Where Capuçon/Langrée included the Concerto No. 3, Frang/Cohen give us the last of these works, the so-called “Turkish” Concerto. Frang’s account again is light and crisp, balancing well with the orchestra, but also bringing more weight to the music. The horns and oboe really enhance the performance of the slow movement, without ever dominating. Then in the finale they don’t rush the minuet or overdo the “Turkish” episode but still convey its urgency. Their understated approach is a good antidote to those who try to make too much of its exotic element.

The Sinfonia concertante is a much bigger and more mature work, one of Mozart’s greatest. Here I prefer Capuçon/Langrée with violist Antoine Tamestit, whose more symphonic approach really suits the piece. All the same, Frang and Rysanov are no slouches and their smaller scale performance, especially in the wonderful slow movement, is deeply felt. Theirs may be more introverted than the other account, but the warmth they convey is captivating. This is particularly evident in the slow movement’s cadenza Mozart provided. They take the finale at a slightly faster tempo than Capuçon/Tamestit, but the latter is a bit more exciting. What really seals my preference for the earlier account, though, is the projection of the important horn part in this work. For some reason, the balance here is not as good as it was in the violin concertos. Cohen uses natural horns but they do not project well in the Sinfonia concertante. They sound rather dull next to Langrée’s version, which I assume uses valved instruments. Otherwise, both performances do justice to this marvellous music.

Most listeners would be happy with these performances and the slight quibbles I have with the Sinfonia concertante should not deter anyone from hearing them.

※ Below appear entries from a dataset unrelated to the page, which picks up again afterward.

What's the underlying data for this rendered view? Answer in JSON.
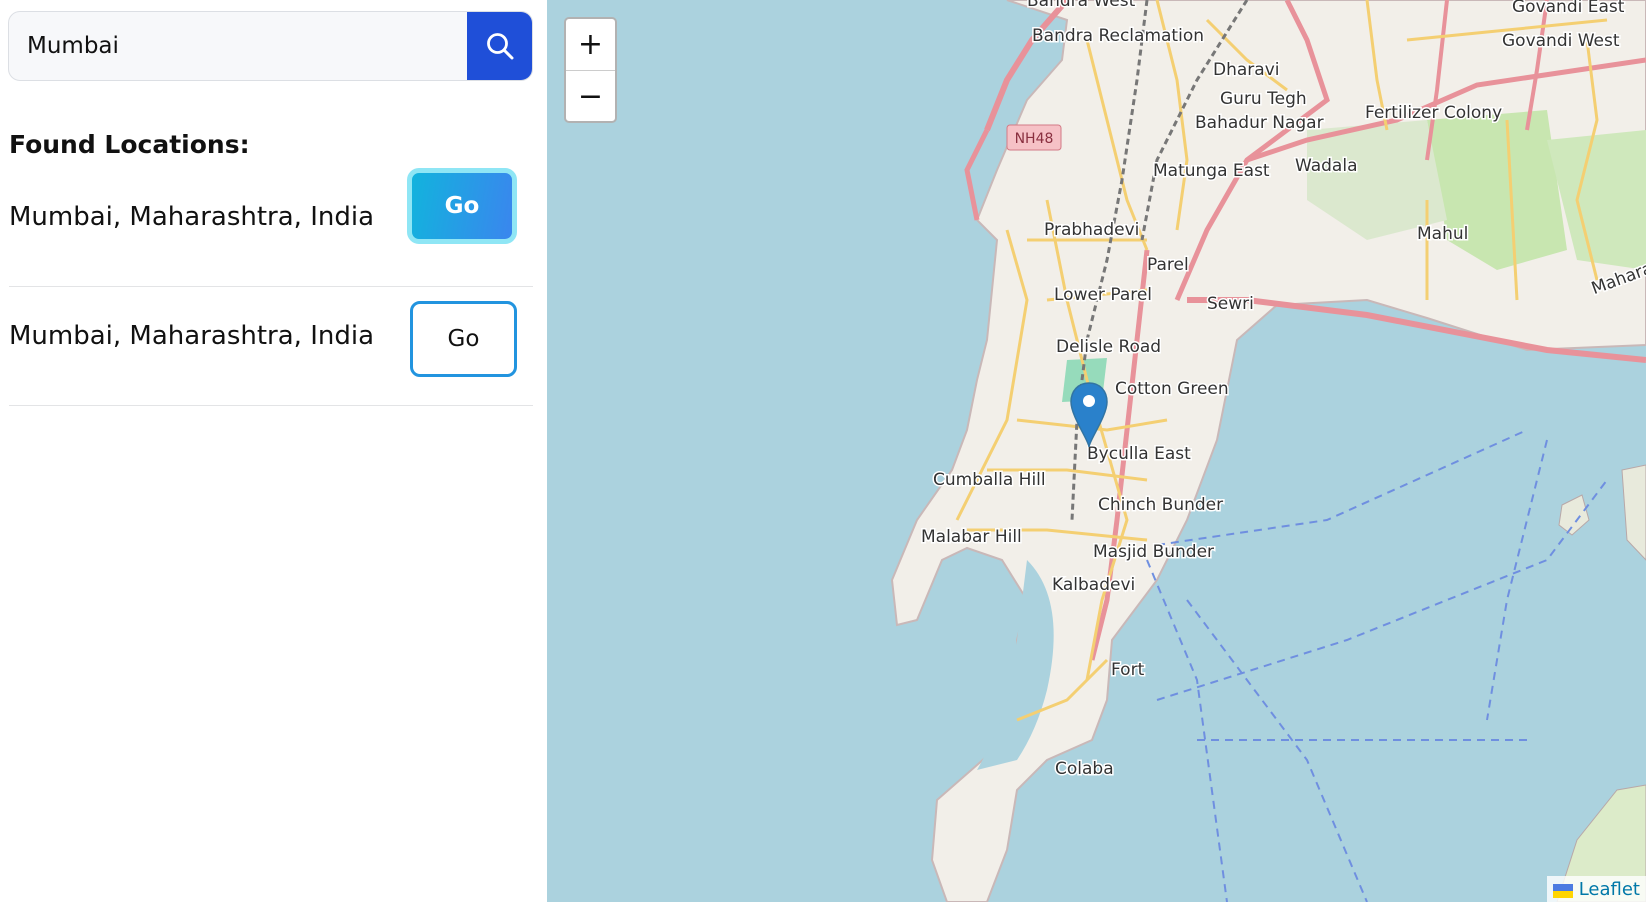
{
  "search": {
    "value": "Mumbai",
    "button_icon": "search-icon"
  },
  "results": {
    "heading": "Found Locations:",
    "items": [
      {
        "label": "Mumbai, Maharashtra, India",
        "button_label": "Go",
        "style": "selected"
      },
      {
        "label": "Mumbai, Maharashtra, India",
        "button_label": "Go",
        "style": "outline"
      }
    ]
  },
  "map": {
    "zoom_in_label": "+",
    "zoom_out_label": "−",
    "attribution": "Leaflet",
    "marker_icon": "map-pin-icon",
    "places": {
      "bandra_west": "Bandra West",
      "bandra_reclamation": "Bandra Reclamation",
      "govandi_east": "Govandi East",
      "govandi_west": "Govandi West",
      "dharavi": "Dharavi",
      "guru_tegh": "Guru Tegh",
      "bahadur_nagar": "Bahadur Nagar",
      "fertilizer_colony": "Fertilizer Colony",
      "nh48": "NH48",
      "matunga_east": "Matunga East",
      "wadala": "Wadala",
      "mahul": "Mahul",
      "prabhadevi": "Prabhadevi",
      "parel": "Parel",
      "lower_parel": "Lower Parel",
      "sewri": "Sewri",
      "delisle_road": "Delisle Road",
      "cotton_green": "Cotton Green",
      "byculla_east": "Byculla East",
      "cumballa_hill": "Cumballa Hill",
      "chinch_bunder": "Chinch Bunder",
      "malabar_hill": "Malabar Hill",
      "masjid_bunder": "Masjid Bunder",
      "kalbadevi": "Kalbadevi",
      "fort": "Fort",
      "colaba": "Colaba",
      "maharashtra": "Maharas"
    },
    "colors": {
      "water": "#abd2de",
      "land": "#f2efe9",
      "road_major": "#e8929a",
      "road_minor": "#f7dc8e",
      "marker": "#2a81cb"
    }
  }
}
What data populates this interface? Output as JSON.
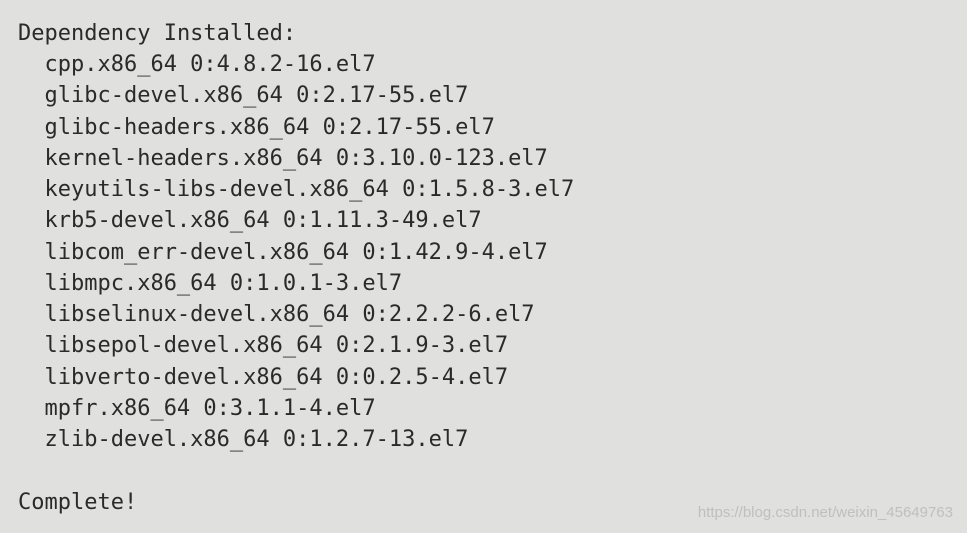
{
  "header": "Dependency Installed:",
  "packages": [
    "cpp.x86_64 0:4.8.2-16.el7",
    "glibc-devel.x86_64 0:2.17-55.el7",
    "glibc-headers.x86_64 0:2.17-55.el7",
    "kernel-headers.x86_64 0:3.10.0-123.el7",
    "keyutils-libs-devel.x86_64 0:1.5.8-3.el7",
    "krb5-devel.x86_64 0:1.11.3-49.el7",
    "libcom_err-devel.x86_64 0:1.42.9-4.el7",
    "libmpc.x86_64 0:1.0.1-3.el7",
    "libselinux-devel.x86_64 0:2.2.2-6.el7",
    "libsepol-devel.x86_64 0:2.1.9-3.el7",
    "libverto-devel.x86_64 0:0.2.5-4.el7",
    "mpfr.x86_64 0:3.1.1-4.el7",
    "zlib-devel.x86_64 0:1.2.7-13.el7"
  ],
  "complete": "Complete!",
  "watermark": "https://blog.csdn.net/weixin_45649763"
}
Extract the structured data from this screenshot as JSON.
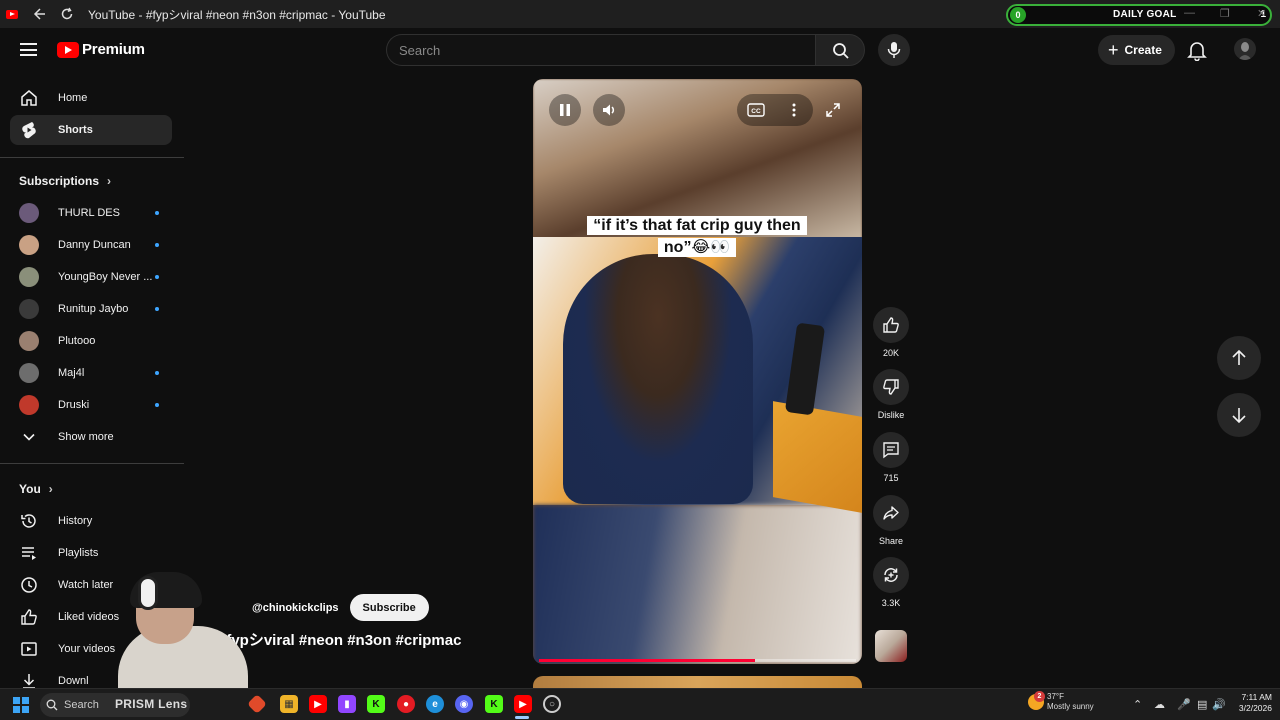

The CD booklet contains adequate notes on the works, some photos of the musicians, and a listing of the Arcangelo musicians, staff, trustees, and donors, but nothing about the musicians.

Leslie Wright


Previous review: Michael Cookson

 

 




Advertising on
Musicweb



Donate and keep us afloat

 

New Releases

Naxos Classical


Nimbus Podcast


Obtain 10% discount


Special offer 50% off

Musicweb sells the following labels
Acte Préalable
(THE Polish label)
Altus 10% off
Atoll 10% off
CRD 10% off
Hallé 10% off
Lyrita 10% off
Nimbus 10% off
Nimbus Alliance
Prima voce 10% off
Red Priest 10% off
Retrospective 10% off
Saydisc 10% off
Sterling 10% off


Follow us on Twitter

Subscribe to our free weekly review listing
sample

Sample: See what you will get

Editorial Board
MusicWeb International
Founding Editor
   
Rob Barnett
Senior Editor
John Quinn
Seen & Heard
Editor Emeritus
   Bill Kenny
Editor in Chief
   Vacant
MusicWeb Webmaster
   David Barker
MusicWeb Founder
   Len Mullenger